Whenever the string "value" appears in a line below, please copy the line out.

──────────────────────────────

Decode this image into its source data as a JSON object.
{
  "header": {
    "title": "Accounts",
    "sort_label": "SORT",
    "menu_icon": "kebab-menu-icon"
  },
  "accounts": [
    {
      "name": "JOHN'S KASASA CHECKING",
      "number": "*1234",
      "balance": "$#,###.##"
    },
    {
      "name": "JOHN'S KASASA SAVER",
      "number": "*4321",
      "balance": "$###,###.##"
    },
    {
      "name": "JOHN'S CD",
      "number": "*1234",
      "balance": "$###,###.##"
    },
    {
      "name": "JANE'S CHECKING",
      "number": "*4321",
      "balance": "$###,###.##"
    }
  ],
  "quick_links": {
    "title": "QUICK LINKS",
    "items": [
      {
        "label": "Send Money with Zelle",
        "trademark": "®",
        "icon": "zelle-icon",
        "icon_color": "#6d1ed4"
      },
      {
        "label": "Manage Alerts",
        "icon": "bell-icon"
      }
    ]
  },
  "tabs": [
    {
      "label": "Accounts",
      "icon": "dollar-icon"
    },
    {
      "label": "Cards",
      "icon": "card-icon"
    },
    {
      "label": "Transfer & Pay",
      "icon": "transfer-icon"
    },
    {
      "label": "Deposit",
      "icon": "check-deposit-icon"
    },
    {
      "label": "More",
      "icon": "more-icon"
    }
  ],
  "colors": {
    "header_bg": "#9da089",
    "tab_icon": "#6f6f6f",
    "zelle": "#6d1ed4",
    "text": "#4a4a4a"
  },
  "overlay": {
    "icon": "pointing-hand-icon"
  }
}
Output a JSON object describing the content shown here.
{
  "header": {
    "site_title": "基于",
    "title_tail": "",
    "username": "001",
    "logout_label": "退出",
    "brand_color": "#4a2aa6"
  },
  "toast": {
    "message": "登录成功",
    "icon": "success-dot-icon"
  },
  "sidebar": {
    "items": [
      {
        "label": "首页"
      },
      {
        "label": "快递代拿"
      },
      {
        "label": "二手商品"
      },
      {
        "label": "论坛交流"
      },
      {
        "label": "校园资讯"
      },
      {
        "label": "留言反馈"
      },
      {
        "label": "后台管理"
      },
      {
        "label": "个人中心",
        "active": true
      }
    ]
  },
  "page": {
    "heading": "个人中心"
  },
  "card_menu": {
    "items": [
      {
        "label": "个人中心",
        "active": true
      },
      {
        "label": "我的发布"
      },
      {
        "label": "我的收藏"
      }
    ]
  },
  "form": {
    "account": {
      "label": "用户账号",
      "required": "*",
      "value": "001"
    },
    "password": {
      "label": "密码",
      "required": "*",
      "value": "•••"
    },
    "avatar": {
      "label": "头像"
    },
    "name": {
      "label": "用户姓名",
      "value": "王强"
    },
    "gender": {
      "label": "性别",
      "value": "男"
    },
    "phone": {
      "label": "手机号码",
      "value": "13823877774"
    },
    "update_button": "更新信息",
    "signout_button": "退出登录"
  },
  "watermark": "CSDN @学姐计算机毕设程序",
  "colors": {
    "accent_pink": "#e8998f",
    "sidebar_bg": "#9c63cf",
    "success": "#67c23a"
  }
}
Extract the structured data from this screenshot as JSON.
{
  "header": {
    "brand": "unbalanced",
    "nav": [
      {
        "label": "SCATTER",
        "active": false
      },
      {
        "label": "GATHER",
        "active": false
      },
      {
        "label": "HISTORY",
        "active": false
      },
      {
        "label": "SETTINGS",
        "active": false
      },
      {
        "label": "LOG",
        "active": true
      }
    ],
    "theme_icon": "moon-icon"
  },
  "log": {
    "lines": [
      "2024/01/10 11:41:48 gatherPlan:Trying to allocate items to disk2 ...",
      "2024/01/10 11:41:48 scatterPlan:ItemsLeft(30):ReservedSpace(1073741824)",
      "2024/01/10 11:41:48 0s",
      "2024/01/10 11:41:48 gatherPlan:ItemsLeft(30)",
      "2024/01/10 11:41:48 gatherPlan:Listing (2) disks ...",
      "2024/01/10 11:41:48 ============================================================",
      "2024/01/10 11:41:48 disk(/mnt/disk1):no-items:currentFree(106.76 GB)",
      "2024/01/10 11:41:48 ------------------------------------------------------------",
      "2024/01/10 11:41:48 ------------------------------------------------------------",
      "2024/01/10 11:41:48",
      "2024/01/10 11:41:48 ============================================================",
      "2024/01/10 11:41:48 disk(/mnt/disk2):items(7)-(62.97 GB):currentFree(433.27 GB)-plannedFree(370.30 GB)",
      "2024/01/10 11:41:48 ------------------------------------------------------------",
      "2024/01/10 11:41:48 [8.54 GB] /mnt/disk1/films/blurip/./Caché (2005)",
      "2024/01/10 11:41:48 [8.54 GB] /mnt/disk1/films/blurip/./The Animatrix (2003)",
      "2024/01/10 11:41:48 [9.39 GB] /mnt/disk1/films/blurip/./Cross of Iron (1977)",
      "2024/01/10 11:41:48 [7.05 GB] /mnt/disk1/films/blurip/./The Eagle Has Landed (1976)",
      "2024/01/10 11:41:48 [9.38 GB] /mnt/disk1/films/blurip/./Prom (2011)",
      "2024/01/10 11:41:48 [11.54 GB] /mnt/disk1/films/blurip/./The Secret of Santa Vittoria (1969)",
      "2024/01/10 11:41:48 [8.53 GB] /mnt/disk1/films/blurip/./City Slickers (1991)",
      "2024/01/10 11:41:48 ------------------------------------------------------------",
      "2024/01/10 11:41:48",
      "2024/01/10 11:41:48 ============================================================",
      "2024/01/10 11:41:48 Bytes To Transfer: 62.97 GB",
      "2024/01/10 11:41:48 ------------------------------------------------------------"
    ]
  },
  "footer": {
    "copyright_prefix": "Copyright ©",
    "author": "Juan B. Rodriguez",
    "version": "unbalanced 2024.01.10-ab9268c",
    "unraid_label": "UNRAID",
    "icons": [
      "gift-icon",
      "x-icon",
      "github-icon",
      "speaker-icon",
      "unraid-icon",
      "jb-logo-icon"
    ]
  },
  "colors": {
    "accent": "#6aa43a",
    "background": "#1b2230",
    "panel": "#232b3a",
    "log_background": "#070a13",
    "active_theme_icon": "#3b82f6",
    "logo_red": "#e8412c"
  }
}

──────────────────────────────

Task response:
      "value": "001"
      "value": "•••"
      "value": "王强"
      "value": "男"
      "value": "13823877774"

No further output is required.